◆ **WHAT IS EXPECTED**: Please write each record out again word for word.

◆ **RECORDED INFORMATION**:
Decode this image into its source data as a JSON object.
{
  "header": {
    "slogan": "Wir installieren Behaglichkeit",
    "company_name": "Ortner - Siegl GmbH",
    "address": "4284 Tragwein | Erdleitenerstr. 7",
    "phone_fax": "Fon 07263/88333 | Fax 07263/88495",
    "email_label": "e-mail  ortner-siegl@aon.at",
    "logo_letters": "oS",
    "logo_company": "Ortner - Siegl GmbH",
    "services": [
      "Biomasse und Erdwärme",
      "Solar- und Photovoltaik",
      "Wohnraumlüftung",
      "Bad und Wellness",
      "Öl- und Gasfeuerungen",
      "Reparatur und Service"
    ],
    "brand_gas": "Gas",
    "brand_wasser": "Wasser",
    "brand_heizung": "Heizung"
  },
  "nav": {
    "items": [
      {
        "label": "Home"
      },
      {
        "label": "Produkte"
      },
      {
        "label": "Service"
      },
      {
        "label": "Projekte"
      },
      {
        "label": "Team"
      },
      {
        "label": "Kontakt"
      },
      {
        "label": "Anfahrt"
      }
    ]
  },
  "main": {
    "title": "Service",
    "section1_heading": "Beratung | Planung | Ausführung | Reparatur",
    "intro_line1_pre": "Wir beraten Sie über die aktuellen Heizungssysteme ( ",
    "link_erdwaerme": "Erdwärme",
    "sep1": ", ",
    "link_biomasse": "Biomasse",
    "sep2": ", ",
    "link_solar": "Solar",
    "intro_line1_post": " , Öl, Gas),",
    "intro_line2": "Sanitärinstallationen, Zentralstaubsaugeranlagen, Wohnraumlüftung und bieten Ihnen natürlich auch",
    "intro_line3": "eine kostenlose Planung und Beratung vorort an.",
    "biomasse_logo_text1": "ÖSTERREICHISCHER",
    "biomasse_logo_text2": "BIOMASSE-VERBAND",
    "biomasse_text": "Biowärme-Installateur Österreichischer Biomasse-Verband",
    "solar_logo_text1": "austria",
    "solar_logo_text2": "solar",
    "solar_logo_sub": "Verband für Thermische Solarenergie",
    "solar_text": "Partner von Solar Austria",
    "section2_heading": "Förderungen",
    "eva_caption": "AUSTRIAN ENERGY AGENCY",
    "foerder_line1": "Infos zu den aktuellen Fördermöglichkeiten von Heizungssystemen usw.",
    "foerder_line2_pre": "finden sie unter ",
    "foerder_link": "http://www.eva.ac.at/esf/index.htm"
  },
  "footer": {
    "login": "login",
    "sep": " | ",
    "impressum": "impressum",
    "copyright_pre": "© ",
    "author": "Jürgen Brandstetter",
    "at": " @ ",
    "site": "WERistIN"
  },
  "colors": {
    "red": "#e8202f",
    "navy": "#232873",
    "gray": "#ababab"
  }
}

◆ **PROBLEM SOLUTION**:
Decode this image into its source data as a JSON object.
{
  "header": {
    "slogan": "Wir installieren Behaglichkeit",
    "company_name": "Ortner - Siegl GmbH",
    "address": "4284 Tragwein | Erdleitenerstr. 7",
    "phone_fax": "Fon 07263/88333 | Fax 07263/88495",
    "email_label": "e-mail  ortner-siegl@aon.at",
    "logo_letters": "oS",
    "logo_company": "Ortner - Siegl GmbH",
    "services": [
      "Biomasse und Erdwärme",
      "Solar- und Photovoltaik",
      "Wohnraumlüftung",
      "Bad und Wellness",
      "Öl- und Gasfeuerungen",
      "Reparatur und Service"
    ],
    "brand_gas": "Gas",
    "brand_wasser": "Wasser",
    "brand_heizung": "Heizung"
  },
  "nav": {
    "items": [
      {
        "label": "Home"
      },
      {
        "label": "Produkte"
      },
      {
        "label": "Service"
      },
      {
        "label": "Projekte"
      },
      {
        "label": "Team"
      },
      {
        "label": "Kontakt"
      },
      {
        "label": "Anfahrt"
      }
    ]
  },
  "main": {
    "title": "Service",
    "section1_heading": "Beratung | Planung | Ausführung | Reparatur",
    "intro_line1_pre": "Wir beraten Sie über die aktuellen Heizungssysteme ( ",
    "link_erdwaerme": "Erdwärme",
    "sep1": ", ",
    "link_biomasse": "Biomasse",
    "sep2": ", ",
    "link_solar": "Solar",
    "intro_line1_post": " , Öl, Gas),",
    "intro_line2": "Sanitärinstallationen, Zentralstaubsaugeranlagen, Wohnraumlüftung und bieten Ihnen natürlich auch",
    "intro_line3": "eine kostenlose Planung und Beratung vorort an.",
    "biomasse_logo_text1": "ÖSTERREICHISCHER",
    "biomasse_logo_text2": "BIOMASSE-VERBAND",
    "biomasse_text": "Biowärme-Installateur Österreichischer Biomasse-Verband",
    "solar_logo_text1": "austria",
    "solar_logo_text2": "solar",
    "solar_logo_sub": "Verband für Thermische Solarenergie",
    "solar_text": "Partner von Solar Austria",
    "section2_heading": "Förderungen",
    "eva_caption": "AUSTRIAN ENERGY AGENCY",
    "foerder_line1": "Infos zu den aktuellen Fördermöglichkeiten von Heizungssystemen usw.",
    "foerder_line2_pre": "finden sie unter ",
    "foerder_link": "http://www.eva.ac.at/esf/index.htm"
  },
  "footer": {
    "login": "login",
    "sep": " | ",
    "impressum": "impressum",
    "copyright_pre": "© ",
    "author": "Jürgen Brandstetter",
    "at": " @ ",
    "site": "WERistIN"
  },
  "colors": {
    "red": "#e8202f",
    "navy": "#232873",
    "gray": "#ababab"
  }
}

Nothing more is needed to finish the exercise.